Skalli and Asil Ensemble breathe new life into the ancient

Mustafa Said and his Asil Ensemble showed a packed London audience how Arabic music is evolving, at an intensely spiritual concert with Moroccan star Karima Skalli

An enthusiastic London crowd got a taste of the innovation happening at the forefront of Arabic music on Saturday at Burda, a concert at the Barbican Concert Hall on the opening night of the Shubbak festival of Arab culture.

Shouts of appreciation and spontaneous applause broke out after virtuoso vocal performances from the renowned Moroccan singer Karima Skalli and from Mustafa Said, the musicologist, composer, singer, oud player who formed the Asil Ensemble more than a decade ago in order to breathe new life into ancient styles of music from the Middle East and North Africa.

Surrounding them on stage were eleven other white-clad, barefoot members of the group, playing instruments including ouds of various sizes, violin, cello and qanun, a type of large zither.

Said gave a short talk in the venue’s foyer before the show, in which he paid tribute to Sami al Shawa, the “Arab Paganini”, before giving a short performance of some of al Shawa’s music with  members of the Ensemble and the acclaimed violin player Ahmed Al Salhi.

We are trying to develop classical Arab music from within itself

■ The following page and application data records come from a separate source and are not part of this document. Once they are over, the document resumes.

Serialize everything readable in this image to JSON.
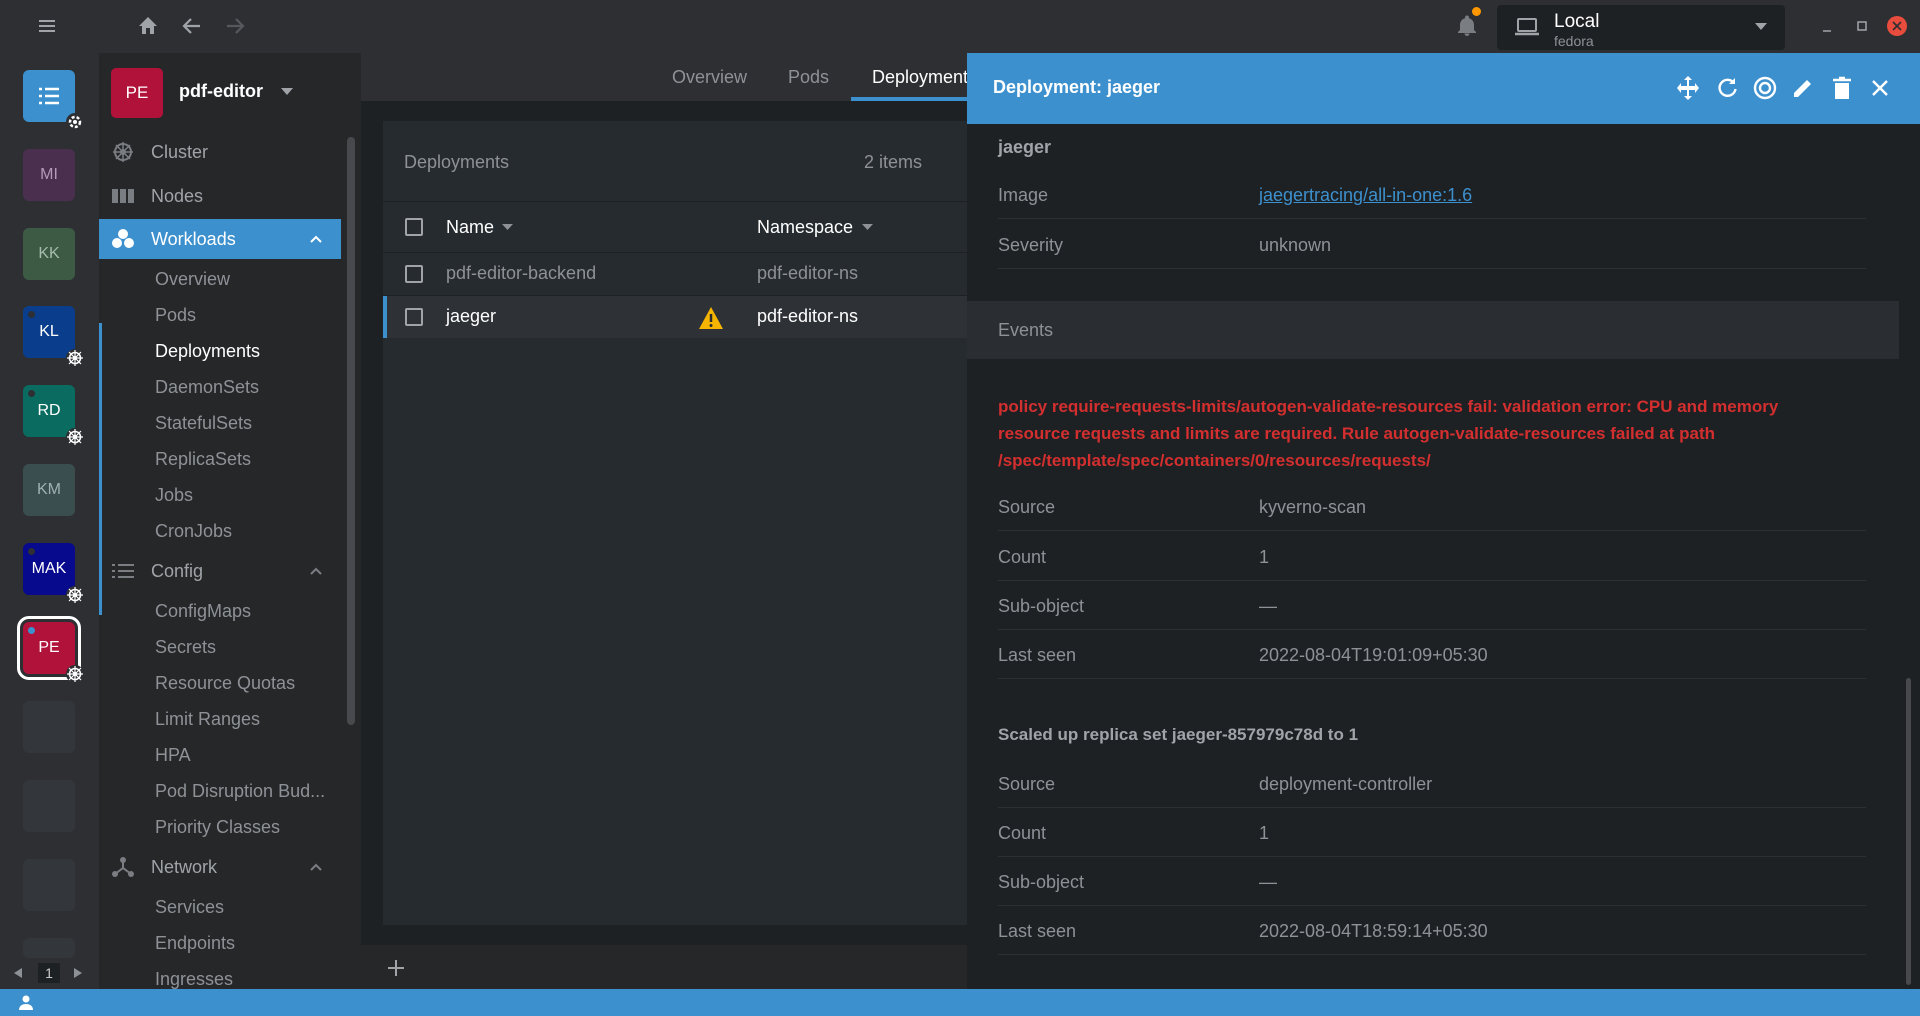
{
  "topbar": {
    "context": {
      "name": "Local",
      "sub": "fedora"
    }
  },
  "hotbar": {
    "items": [
      {
        "label": "",
        "color": "#3d90ce"
      },
      {
        "label": "MI",
        "color": "#4a2f4f"
      },
      {
        "label": "KK",
        "color": "#3d5a45"
      },
      {
        "label": "KL",
        "color": "#0a3e8c"
      },
      {
        "label": "RD",
        "color": "#0a6b60"
      },
      {
        "label": "KM",
        "color": "#3a4d4f"
      },
      {
        "label": "MAK",
        "color": "#070a8c"
      },
      {
        "label": "PE",
        "color": "#b0123a"
      }
    ],
    "page": "1"
  },
  "sidebar": {
    "cluster_badge": "PE",
    "cluster_name": "pdf-editor",
    "cluster": "Cluster",
    "nodes": "Nodes",
    "workloads": {
      "label": "Workloads",
      "items": [
        "Overview",
        "Pods",
        "Deployments",
        "DaemonSets",
        "StatefulSets",
        "ReplicaSets",
        "Jobs",
        "CronJobs"
      ]
    },
    "config": {
      "label": "Config",
      "items": [
        "ConfigMaps",
        "Secrets",
        "Resource Quotas",
        "Limit Ranges",
        "HPA",
        "Pod Disruption Bud...",
        "Priority Classes"
      ]
    },
    "network": {
      "label": "Network",
      "items": [
        "Services",
        "Endpoints",
        "Ingresses"
      ]
    }
  },
  "tabs": [
    "Overview",
    "Pods",
    "Deployment"
  ],
  "list": {
    "title": "Deployments",
    "count": "2 items",
    "columns": {
      "name": "Name",
      "namespace": "Namespace"
    },
    "rows": [
      {
        "name": "pdf-editor-backend",
        "namespace": "pdf-editor-ns"
      },
      {
        "name": "jaeger",
        "namespace": "pdf-editor-ns"
      }
    ]
  },
  "drawer": {
    "title": "Deployment: jaeger",
    "container_name": "jaeger",
    "image_label": "Image",
    "image_value": "jaegertracing/all-in-one:1.6",
    "severity_label": "Severity",
    "severity_value": "unknown",
    "events_label": "Events",
    "events": [
      {
        "message": "policy require-requests-limits/autogen-validate-resources fail: validation error: CPU and memory resource requests and limits are required. Rule autogen-validate-resources failed at path /spec/template/spec/containers/0/resources/requests/",
        "source_label": "Source",
        "source": "kyverno-scan",
        "count_label": "Count",
        "count": "1",
        "subobject_label": "Sub-object",
        "subobject": "—",
        "lastseen_label": "Last seen",
        "lastseen": "2022-08-04T19:01:09+05:30"
      },
      {
        "message": "Scaled up replica set jaeger-857979c78d to 1",
        "source_label": "Source",
        "source": "deployment-controller",
        "count_label": "Count",
        "count": "1",
        "subobject_label": "Sub-object",
        "subobject": "—",
        "lastseen_label": "Last seen",
        "lastseen": "2022-08-04T18:59:14+05:30"
      }
    ]
  },
  "colors": {
    "accent": "#3d90ce",
    "error": "#d32f2f",
    "warning": "#f5b400",
    "notification": "#ff9800"
  }
}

Mustafa Said

“Sami al Shawa is an idea, a thought,” he said, “not to stop developing, not to remain at the same place as our ancestors were. He never tried to imitate – he wanted to develop, but he wanted to develop from inside.”

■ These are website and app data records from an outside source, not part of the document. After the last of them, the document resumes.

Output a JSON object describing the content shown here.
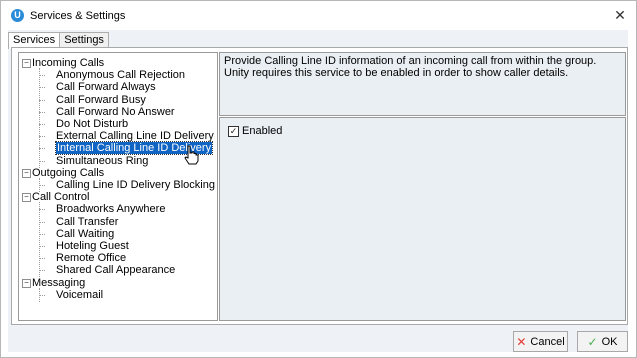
{
  "window": {
    "title": "Services & Settings",
    "app_icon_letter": "U"
  },
  "tabs": [
    {
      "label": "Services",
      "active": true
    },
    {
      "label": "Settings",
      "active": false
    }
  ],
  "tree": {
    "groups": [
      {
        "label": "Incoming Calls",
        "items": [
          "Anonymous Call Rejection",
          "Call Forward Always",
          "Call Forward Busy",
          "Call Forward No Answer",
          "Do Not Disturb",
          "External Calling Line ID Delivery",
          "Internal Calling Line ID Delivery",
          "Simultaneous Ring"
        ]
      },
      {
        "label": "Outgoing Calls",
        "items": [
          "Calling Line ID Delivery Blocking"
        ]
      },
      {
        "label": "Call Control",
        "items": [
          "Broadworks Anywhere",
          "Call Transfer",
          "Call Waiting",
          "Hoteling Guest",
          "Remote Office",
          "Shared Call Appearance"
        ]
      },
      {
        "label": "Messaging",
        "items": [
          "Voicemail"
        ]
      }
    ],
    "selected": "Internal Calling Line ID Delivery"
  },
  "description": "Provide Calling Line ID information of an incoming call from within the group.  Unity requires this service to be enabled in order to show caller details.",
  "detail": {
    "enabled_label": "Enabled",
    "enabled_checked": true
  },
  "buttons": {
    "cancel_label": "Cancel",
    "ok_label": "OK"
  },
  "colors": {
    "selection": "#0f64c4",
    "panel_bg": "#eaeff3",
    "app_icon": "#2a8bd8"
  }
}
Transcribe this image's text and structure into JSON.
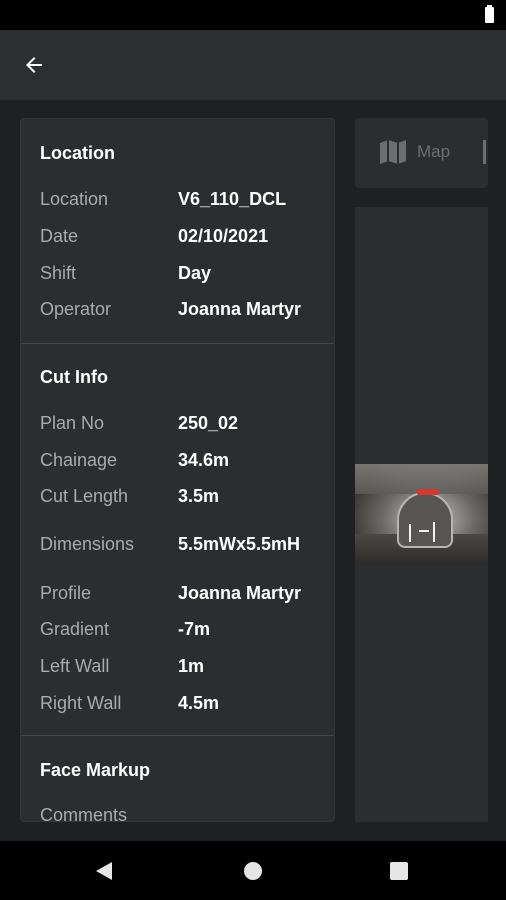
{
  "location_section": {
    "title": "Location",
    "rows": [
      {
        "label": "Location",
        "value": "V6_110_DCL"
      },
      {
        "label": "Date",
        "value": "02/10/2021"
      },
      {
        "label": "Shift",
        "value": "Day"
      },
      {
        "label": "Operator",
        "value": "Joanna Martyr"
      }
    ]
  },
  "cut_info_section": {
    "title": "Cut Info",
    "rows": [
      {
        "label": "Plan No",
        "value": "250_02"
      },
      {
        "label": "Chainage",
        "value": "34.6m"
      },
      {
        "label": "Cut Length",
        "value": "3.5m"
      },
      {
        "label": "Dimensions",
        "value": "5.5mWx5.5mH"
      },
      {
        "label": "Profile",
        "value": "Joanna Martyr"
      },
      {
        "label": "Gradient",
        "value": "-7m"
      },
      {
        "label": "Left Wall",
        "value": "1m"
      },
      {
        "label": "Right Wall",
        "value": "4.5m"
      }
    ]
  },
  "face_markup_section": {
    "title": "Face Markup",
    "comments_label": "Comments"
  },
  "tabs": {
    "map_label": "Map"
  },
  "icons": {
    "back": "arrow-left-icon",
    "map": "map-icon",
    "battery": "battery-icon"
  },
  "colors": {
    "background": "#1f2022",
    "panel": "#2c2d30",
    "label": "#a9abaf",
    "value": "#ffffff"
  }
}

This sums up the philosophy of Said himself, who creates bold new compositions using traditional Arabic instruments, inspired by music from all over the region, from sea shanties to devotional songs.

In an interview with Jane Cornwell for the show’s programme, Said says that, within Arabic music in general at the moment, “the prevailing attitude is one of copying… What we are trying to do is develop classical Arab music from within itself.”

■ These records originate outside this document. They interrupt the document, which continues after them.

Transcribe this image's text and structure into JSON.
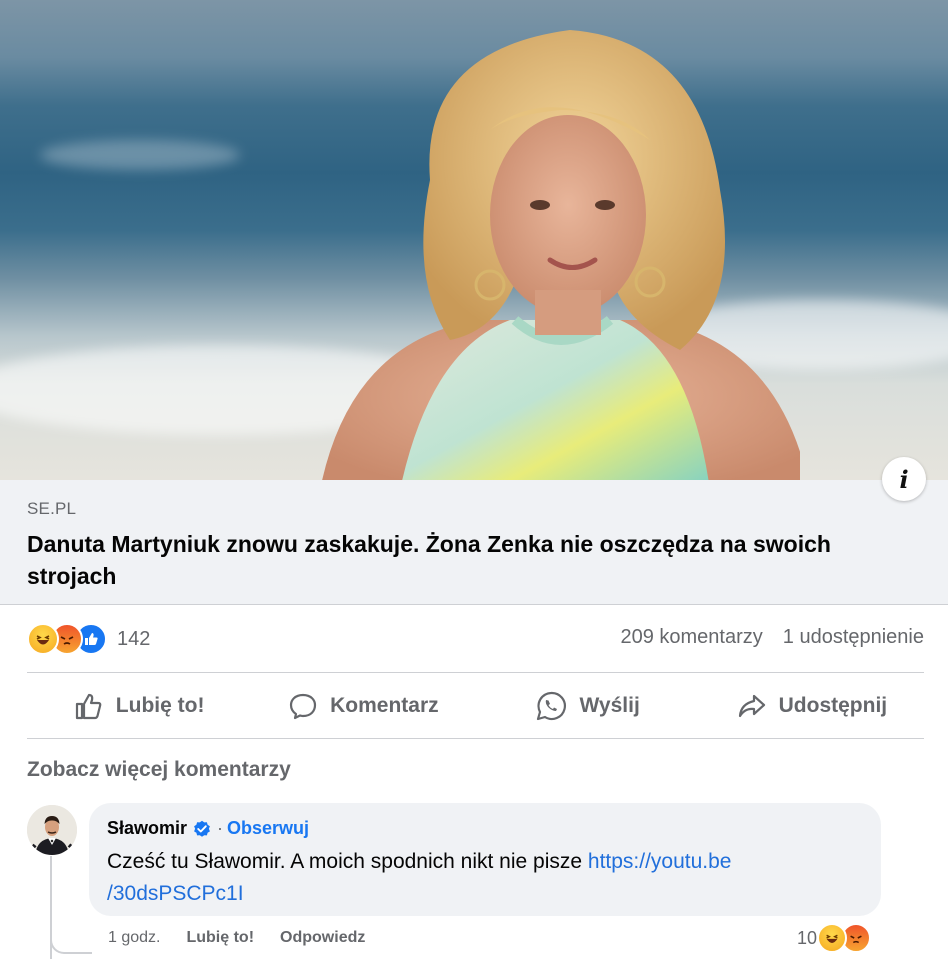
{
  "post": {
    "link_card": {
      "domain": "SE.PL",
      "headline": "Danuta Martyniuk znowu zaskakuje. Żona Zenka nie oszczędza na swoich strojach",
      "info_icon": "info-icon"
    },
    "reactions": {
      "types": [
        "haha",
        "angry",
        "like"
      ],
      "count": "142"
    },
    "comments_count": "209 komentarzy",
    "shares_count": "1 udostępnienie",
    "actions": [
      {
        "label": "Lubię to!",
        "icon": "thumbs-up-icon"
      },
      {
        "label": "Komentarz",
        "icon": "comment-icon"
      },
      {
        "label": "Wyślij",
        "icon": "whatsapp-icon"
      },
      {
        "label": "Udostępnij",
        "icon": "share-icon"
      }
    ],
    "see_more_comments": "Zobacz więcej komentarzy"
  },
  "comment": {
    "author": "Sławomir",
    "dot": "·",
    "follow": "Obserwuj",
    "text": "Cześć tu Sławomir. A moich spodnich nikt nie pisze ",
    "link_line1": "https://youtu.be",
    "link_line2": "/30dsPSCPc1I",
    "time": "1 godz.",
    "like": "Lubię to!",
    "reply": "Odpowiedz",
    "reaction_count": "10",
    "reaction_types": [
      "haha",
      "angry"
    ]
  },
  "colors": {
    "accent": "#1877f2",
    "secondary_text": "#65676b",
    "card_bg": "#f0f2f5"
  }
}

Asil Ensemble
The group play instruments that include ouds, violin, cello and qanunImage: Shubbak Festival/Michael Brydon

Another speaker at the pre-performance talk was Kamal Kassar, director of the AMAR Foundation, which works to preserve and promote classical Arabic music from its headquarters in Beirut. He talked about making AMAR’s archives available to contemporary groups like the Asil Ensemble, so that the music continues to inspire musicians who are pioneering new sounds.

He also explained the ways in which the Arabic tradition differs from the Western classical canon: Arabic ensembles tend to be small and to operate “like an ensemble of soloists” who “play the tune with a free will and join together at the beat.”

The concert itself was a mixture of old and new music, finishing with a 55-minute song cycle composed recently by Said, which combined moments of quiet intensity with rousing, melismatic, trance-like vocal solos. Earlier on, the audience were treated to the 14th-century Burdat Al Busairi, as well as Nahj El Burdah, a song popularised by Umm Kulthum, performed here with passion and deep spirituality by Skalli.

“The world needs healing”, Skalli was quoted as saying in the Shubbak blog, and the devotional words she sings on stage come “straight from the soul and the heart.”